As we turn the corner on the Winter semester, many faculty members may start thinking about end-of-the-semester presentations, developing different ways that students can present final research papers, posters, or other course projects. If these plans include (or could include) oral presentations, some of the following materials may prove useful.
As mentioned in previous blog posts, my work as a Hub affiliate sought to provide ways of encouraging and enhancing oral presentations on campus. The following “presentation one-pagers” (or “Hub Pops”) emerged from discussions and feedback with others about creating some simple tools that might be helpful to both faculty and students.

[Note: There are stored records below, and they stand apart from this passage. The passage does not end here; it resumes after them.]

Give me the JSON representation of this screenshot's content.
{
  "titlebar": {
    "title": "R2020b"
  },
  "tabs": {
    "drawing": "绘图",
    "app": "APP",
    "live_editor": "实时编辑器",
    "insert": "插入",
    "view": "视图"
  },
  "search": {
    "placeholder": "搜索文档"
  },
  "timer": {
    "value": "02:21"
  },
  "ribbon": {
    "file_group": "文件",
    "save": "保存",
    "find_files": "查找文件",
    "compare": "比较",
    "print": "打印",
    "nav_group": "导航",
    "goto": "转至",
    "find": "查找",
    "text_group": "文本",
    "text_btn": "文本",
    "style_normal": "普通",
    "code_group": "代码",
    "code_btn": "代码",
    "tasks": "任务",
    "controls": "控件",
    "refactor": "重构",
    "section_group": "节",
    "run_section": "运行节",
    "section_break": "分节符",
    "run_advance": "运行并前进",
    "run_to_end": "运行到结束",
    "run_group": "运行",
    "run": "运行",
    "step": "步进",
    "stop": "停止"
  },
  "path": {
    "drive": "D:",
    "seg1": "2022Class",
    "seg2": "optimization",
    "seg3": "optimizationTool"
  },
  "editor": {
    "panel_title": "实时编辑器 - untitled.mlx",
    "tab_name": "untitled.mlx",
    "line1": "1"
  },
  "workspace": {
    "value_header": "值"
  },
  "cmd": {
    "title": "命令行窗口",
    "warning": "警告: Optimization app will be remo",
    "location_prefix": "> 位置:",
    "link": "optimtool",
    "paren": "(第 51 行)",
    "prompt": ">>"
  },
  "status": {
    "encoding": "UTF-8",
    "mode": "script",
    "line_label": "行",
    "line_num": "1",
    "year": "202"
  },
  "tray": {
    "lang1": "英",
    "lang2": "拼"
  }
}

Each one-pager breaks down an idea or concept that is important to the overall process of creating and delivering oral presentations, and tries to make the process both accessible and manageable. Each “Hub pop” also contains links to other materials, typically in both written and video format.

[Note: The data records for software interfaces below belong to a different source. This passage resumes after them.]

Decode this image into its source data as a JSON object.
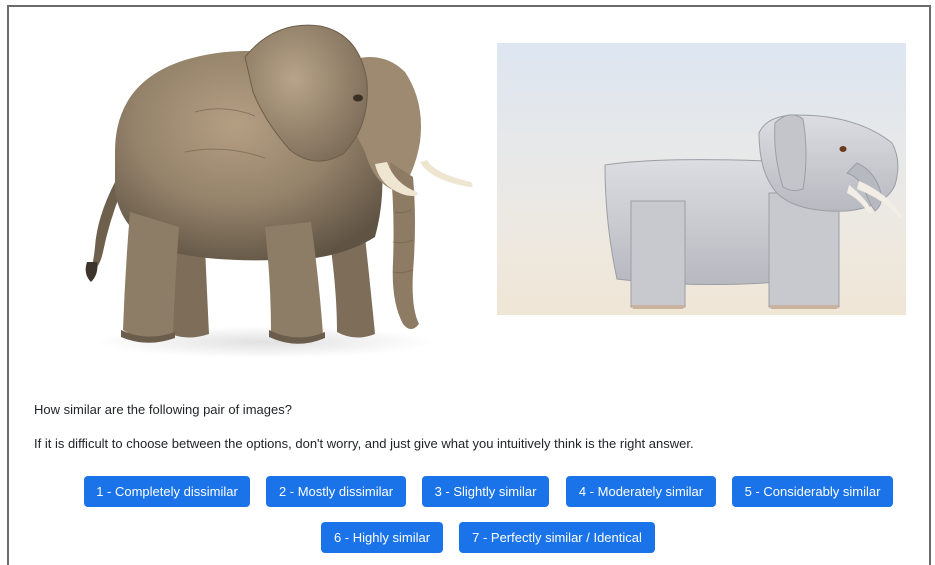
{
  "survey": {
    "question": "How similar are the following pair of images?",
    "instruction": "If it is difficult to choose between the options, don't worry, and just give what you intuitively think is the right answer."
  },
  "images": {
    "left": "elephant-photo",
    "right": "elephant-cartoon-drawing"
  },
  "options": [
    "1 - Completely dissimilar",
    "2 - Mostly dissimilar",
    "3 - Slightly similar",
    "4 - Moderately similar",
    "5 - Considerably similar",
    "6 - Highly similar",
    "7 - Perfectly similar / Identical"
  ],
  "colors": {
    "button": "#1a73e8",
    "button_text": "#ffffff",
    "text": "#212529",
    "frame_border": "#6b6b6b"
  }
}
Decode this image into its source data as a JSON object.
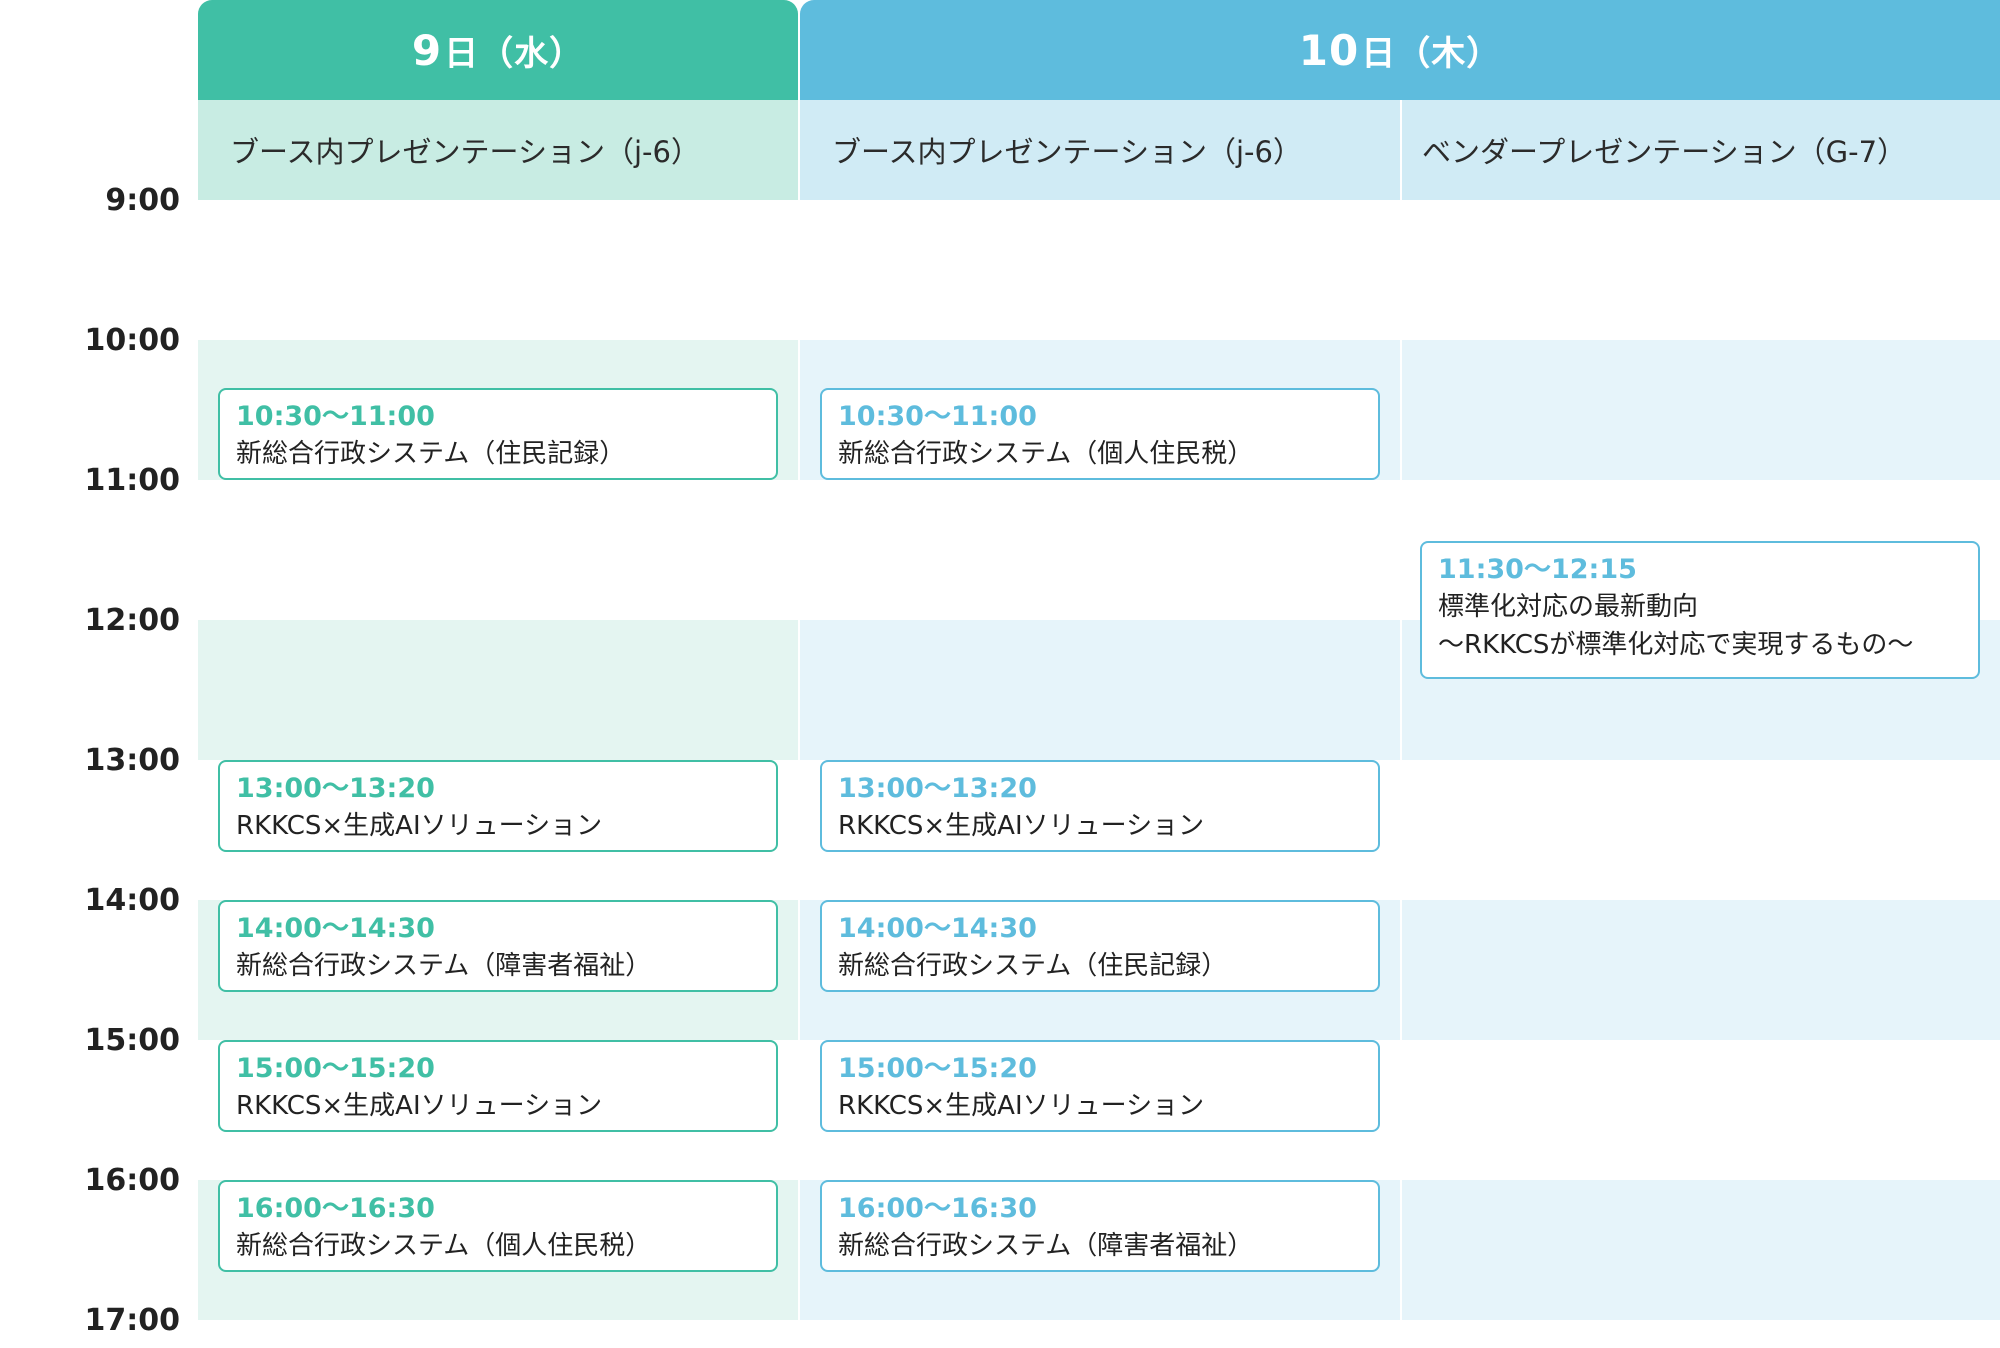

There are thirteen different documents. Each document provides reminders and tips for specific areas, with some unavoidable overlap between different areas. There is no necessary order as each “Hub Pop” is intended to stand alone. That said, the Strategy Report and Planning Worksheet or Cicero’s Checklist (uses Cicero’s five canons of rhetoric to frame the process. This is also how they are organized below) may be good places to start.
If you or your students have any questions on what is here or feedback on how to make them more useful, please don’t hesitate to be in touch. These are still a work in progress, both in terms of amending what is here and adding resources on other topics depending on faculty and student interest. Also remember, if your class has specific needs that aren’t addressed here, I’m happy to work with you or your students in whatever way I can.
In addition to accessing them in electronic form below, feel free to also print these out and put them in student’s hands (that’s why they are one page!). . . sometimes if a student is having difficulty or feeling intimidated by the oral presentation, a tangible and accessible set of tips away from the screen just might ease the pain a bit!
Invention – are you generating ideas, thinking about your approach?
Strategy Report and Planning Worksheet
Arrangement – have the ideas but struggling with how to put it all together?
Delivery – just dreading the delivery?
Style – what tone or style may help you meet your objectives?
Memory – you don’t have to memorize to remember!
Bonus – some things to consider in grading student presentations?
Faculty Rubric (based on student checklist above)